Look for inadvertently repeated words or prepositional phrases or words dropped. (Dropping a "not" can be particularly disconcerting for a reader.)
Simpler words and language and shorter sentences are better for a Literotica story than otherwise, unless you are really, really (really!) good at writing. Once again, this isn't the New Yorker, and readers aren't coming here for New Yorker-type stories.
Microsoft spell check is hopeless at word hyphenation—and so are most writers. Question everything you have decided to hyphenate. The dictionary is quite helpful in this realm. If you don't find the word as a run-on compound word or hyphenated in the dictionary, then it isn't hyphenated. The kicker, though, is that hyphenation of compound modifiers depends on where it is in the sentence—whether it is in an adjective position (ruby-red lips) or behind the verb (Her lips were ruby red). When in doubt, don't (except directly in front of the noun being modified). Elements of compound adjectives that end in "ly" (e.g., "heavily applied makeup") never take a hyphen. (No logic; that's just the way it is in English.)
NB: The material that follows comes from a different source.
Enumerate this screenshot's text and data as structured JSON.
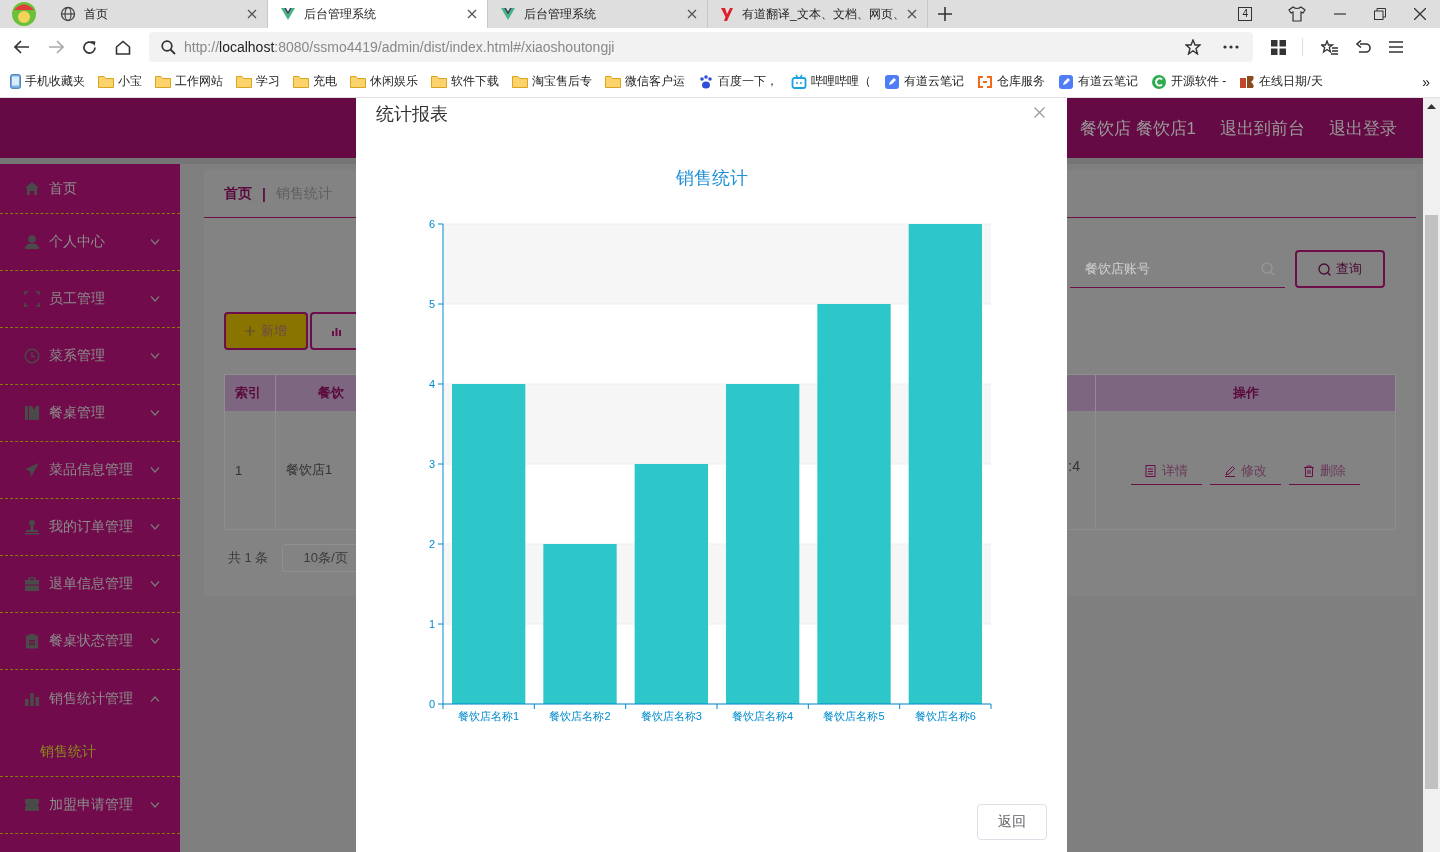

Publishing uses more commas than is currently being taught in school English courses. When you have a sentence of two independent clauses, they are set off with a comma; but if one of the clauses in dependent, they aren't. Introductory clauses that go more than three words are set off with a comma. Publishing uses the serial comma (e.g., red, white, and beige). All "which" clauses are independent and are set off by a comma; all "that" clauses are dependent and are not set off by a comma.
I could go on and on with this, but if you look for just these basic things when you scan through your stories, a good self-review will most likely render them "just fine" for Literotica reading standards in terms of presentation.
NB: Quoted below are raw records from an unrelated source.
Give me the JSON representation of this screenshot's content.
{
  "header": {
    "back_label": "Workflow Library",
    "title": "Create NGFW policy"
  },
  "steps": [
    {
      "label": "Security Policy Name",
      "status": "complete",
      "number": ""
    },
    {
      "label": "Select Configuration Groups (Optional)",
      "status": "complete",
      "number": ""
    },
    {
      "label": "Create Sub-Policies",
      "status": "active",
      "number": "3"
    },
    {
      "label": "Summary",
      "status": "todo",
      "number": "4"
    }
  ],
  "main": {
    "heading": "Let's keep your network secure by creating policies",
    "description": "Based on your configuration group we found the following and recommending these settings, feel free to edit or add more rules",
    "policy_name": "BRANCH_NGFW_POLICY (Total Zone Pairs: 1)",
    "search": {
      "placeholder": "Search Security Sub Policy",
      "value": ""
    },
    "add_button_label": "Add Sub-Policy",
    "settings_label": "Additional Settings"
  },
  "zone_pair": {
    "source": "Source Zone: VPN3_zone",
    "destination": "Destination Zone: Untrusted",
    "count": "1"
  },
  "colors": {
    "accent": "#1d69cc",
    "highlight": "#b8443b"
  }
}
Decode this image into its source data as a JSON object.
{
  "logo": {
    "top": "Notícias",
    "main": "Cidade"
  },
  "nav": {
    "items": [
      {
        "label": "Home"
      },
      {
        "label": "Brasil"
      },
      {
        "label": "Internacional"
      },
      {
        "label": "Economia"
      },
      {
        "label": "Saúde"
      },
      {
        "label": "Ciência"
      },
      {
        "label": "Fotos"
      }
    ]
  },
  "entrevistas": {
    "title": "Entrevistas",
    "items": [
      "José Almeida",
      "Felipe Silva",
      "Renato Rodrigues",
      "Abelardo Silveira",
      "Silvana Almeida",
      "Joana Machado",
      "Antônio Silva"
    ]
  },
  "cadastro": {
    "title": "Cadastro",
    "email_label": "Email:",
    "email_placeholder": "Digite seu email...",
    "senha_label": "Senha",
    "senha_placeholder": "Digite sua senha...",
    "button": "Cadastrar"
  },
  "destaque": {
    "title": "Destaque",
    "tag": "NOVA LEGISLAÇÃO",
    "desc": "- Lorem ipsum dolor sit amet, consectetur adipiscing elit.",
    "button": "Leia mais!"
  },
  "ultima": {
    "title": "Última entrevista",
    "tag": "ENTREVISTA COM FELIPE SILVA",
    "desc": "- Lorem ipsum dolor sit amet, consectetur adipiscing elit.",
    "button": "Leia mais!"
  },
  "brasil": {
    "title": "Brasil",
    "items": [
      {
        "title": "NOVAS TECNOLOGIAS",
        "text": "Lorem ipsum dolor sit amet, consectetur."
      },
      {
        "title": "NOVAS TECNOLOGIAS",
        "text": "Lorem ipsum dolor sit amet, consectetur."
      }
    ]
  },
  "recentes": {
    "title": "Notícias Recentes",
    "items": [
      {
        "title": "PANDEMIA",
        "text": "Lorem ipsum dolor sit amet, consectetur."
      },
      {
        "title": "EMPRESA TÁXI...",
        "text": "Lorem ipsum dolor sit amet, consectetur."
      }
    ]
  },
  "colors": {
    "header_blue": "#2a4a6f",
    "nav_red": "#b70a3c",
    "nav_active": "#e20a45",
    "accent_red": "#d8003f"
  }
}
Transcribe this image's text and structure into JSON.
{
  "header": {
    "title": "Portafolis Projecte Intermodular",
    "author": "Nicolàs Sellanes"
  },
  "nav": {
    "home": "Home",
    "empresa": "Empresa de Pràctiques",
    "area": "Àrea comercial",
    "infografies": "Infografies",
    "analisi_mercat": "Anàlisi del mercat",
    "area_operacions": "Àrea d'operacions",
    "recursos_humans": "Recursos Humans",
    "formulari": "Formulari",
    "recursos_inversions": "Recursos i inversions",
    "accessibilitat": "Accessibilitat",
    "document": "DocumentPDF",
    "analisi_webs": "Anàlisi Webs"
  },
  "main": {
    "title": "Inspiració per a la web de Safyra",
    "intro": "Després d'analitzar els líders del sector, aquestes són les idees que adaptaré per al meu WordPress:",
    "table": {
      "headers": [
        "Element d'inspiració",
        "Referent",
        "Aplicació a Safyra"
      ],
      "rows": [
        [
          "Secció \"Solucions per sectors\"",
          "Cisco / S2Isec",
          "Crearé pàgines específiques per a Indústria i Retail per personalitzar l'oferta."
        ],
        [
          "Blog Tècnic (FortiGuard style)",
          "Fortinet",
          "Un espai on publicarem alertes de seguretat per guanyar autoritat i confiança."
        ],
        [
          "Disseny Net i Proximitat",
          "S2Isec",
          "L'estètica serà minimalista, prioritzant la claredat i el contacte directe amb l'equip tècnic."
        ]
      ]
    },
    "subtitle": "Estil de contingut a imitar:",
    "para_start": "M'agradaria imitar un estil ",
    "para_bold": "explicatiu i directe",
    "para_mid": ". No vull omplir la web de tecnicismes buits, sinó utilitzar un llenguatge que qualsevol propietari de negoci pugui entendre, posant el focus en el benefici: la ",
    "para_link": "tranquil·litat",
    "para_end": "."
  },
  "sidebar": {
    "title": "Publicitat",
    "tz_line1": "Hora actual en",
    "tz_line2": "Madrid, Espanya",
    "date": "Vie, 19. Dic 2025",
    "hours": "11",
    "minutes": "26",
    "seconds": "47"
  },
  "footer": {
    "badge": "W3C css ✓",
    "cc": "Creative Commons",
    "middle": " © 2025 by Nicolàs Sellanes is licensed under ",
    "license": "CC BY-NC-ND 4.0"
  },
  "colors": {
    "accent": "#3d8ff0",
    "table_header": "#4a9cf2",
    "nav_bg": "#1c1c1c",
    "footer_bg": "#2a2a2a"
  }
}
When your self-review has honed down structural and presentation issues to a level that they won't distract the reader—or you in your self-review process—it would be good to read through your work contextually. Are your character names spelled the same throughout? Does the chronology flow properly? Do the causes logically lead to the effects? Are there questions unanswered or story threads left dangling? In a well-constructed story, everything will serve the storyline, the story won't run off on unrelated tangents or dwell on images that don't directly serve the plot. Is what you are trying to say buried in too many words or words that are either imprecise or pretentious? Is this a complete story (beginning/dilemma, middle/action, ending/resolution) if you meant for it to be a story? What's the hook and is it played as well as you think it could be?
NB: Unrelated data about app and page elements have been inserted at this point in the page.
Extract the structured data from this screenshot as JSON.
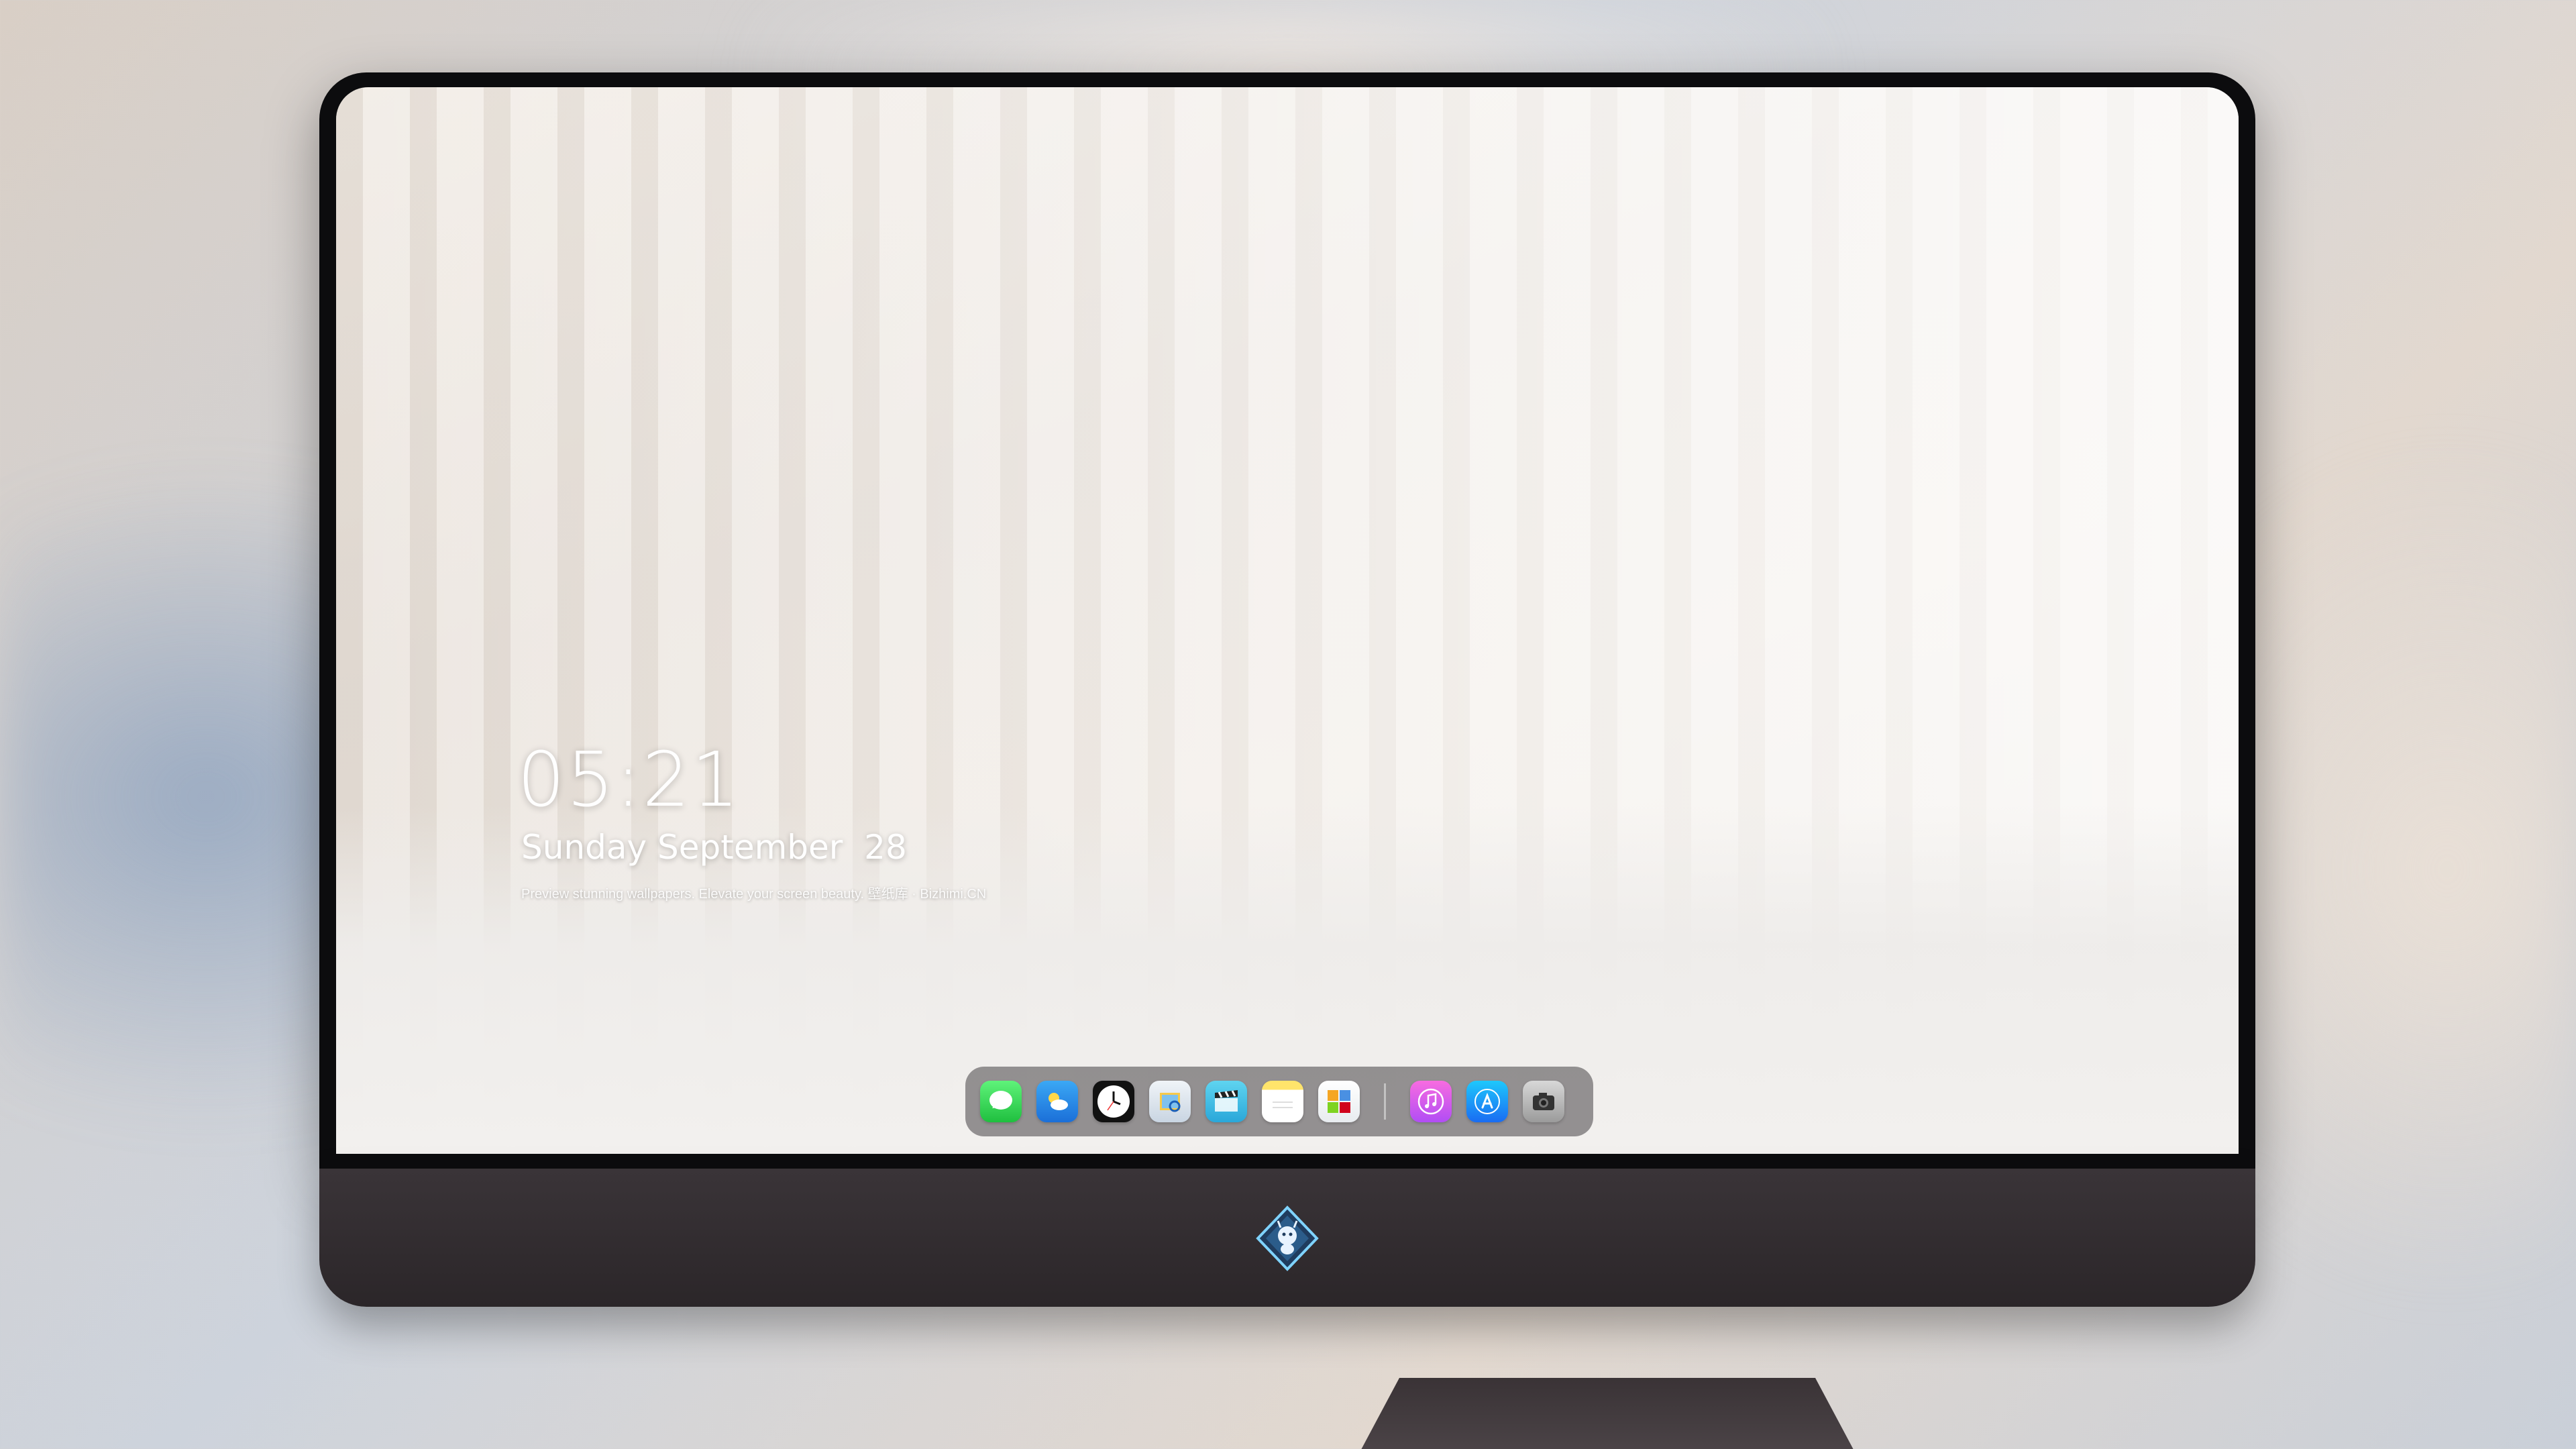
{
  "lock_screen": {
    "time": "05:21",
    "date": "Sunday September  28",
    "caption": "Preview stunning wallpapers. Elevate your screen beauty. 壁纸库 · Bizhimi.CN"
  },
  "dock": {
    "apps": [
      {
        "name": "Messages",
        "icon": "messages-icon"
      },
      {
        "name": "Weather",
        "icon": "weather-icon"
      },
      {
        "name": "Clock",
        "icon": "clock-icon"
      },
      {
        "name": "Preview",
        "icon": "preview-icon"
      },
      {
        "name": "Claquette",
        "icon": "clapperboard-icon"
      },
      {
        "name": "Notes",
        "icon": "notes-icon"
      },
      {
        "name": "Photos",
        "icon": "photos-icon"
      },
      {
        "name": "iTunes",
        "icon": "music-note-icon"
      },
      {
        "name": "App Store",
        "icon": "app-store-icon"
      },
      {
        "name": "Camera",
        "icon": "camera-icon"
      }
    ]
  },
  "monitor": {
    "chin_logo": "dragon-logo-icon"
  },
  "colors": {
    "bezel": "#0c0c0e",
    "chin": "#2b2629",
    "dock_bg": "rgba(70,66,70,0.55)",
    "text": "#ffffff"
  }
}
Most important, does it do to you what you would like it to do to a reader? If you enjoyed it, chances are good someone else here will enjoy it too. Just clean it up the best you can and post it so that those who are interested in what you write can read it.
Webster's Collegiate Dictionary, 11th edition, for spelling and hyphenation.
Chicago Manual of Style (University of Chicago Press, 2003), 15th edition, for U.S. publishing fiction style.
The Oxford Guide to Style (Oxford University Press, 2002), for UK publishing fiction style.
The American Heritage Book of English Usage (Houghton Mifflin, 1996), for grammar/punctuation/word usage.
Theodore M. Bernstein, The Careful Writer (Antheneum, 1965), for grammar/punctuation/word usage.
Renni Browne and Dave King, Self-Editing for Fiction Writers (HarperCollins, 1994), for self-review techniques.
Leslie Sharpe and Irene Gunther, Editing Fact and Fiction (Cambridge University Press, 1995), for editing principles.
Theodore A. Rees Cheney, Getting the Words Right—How to Revise, Edit, and Rewrite (Writer's Digest Books, 1990), for self-review techniques.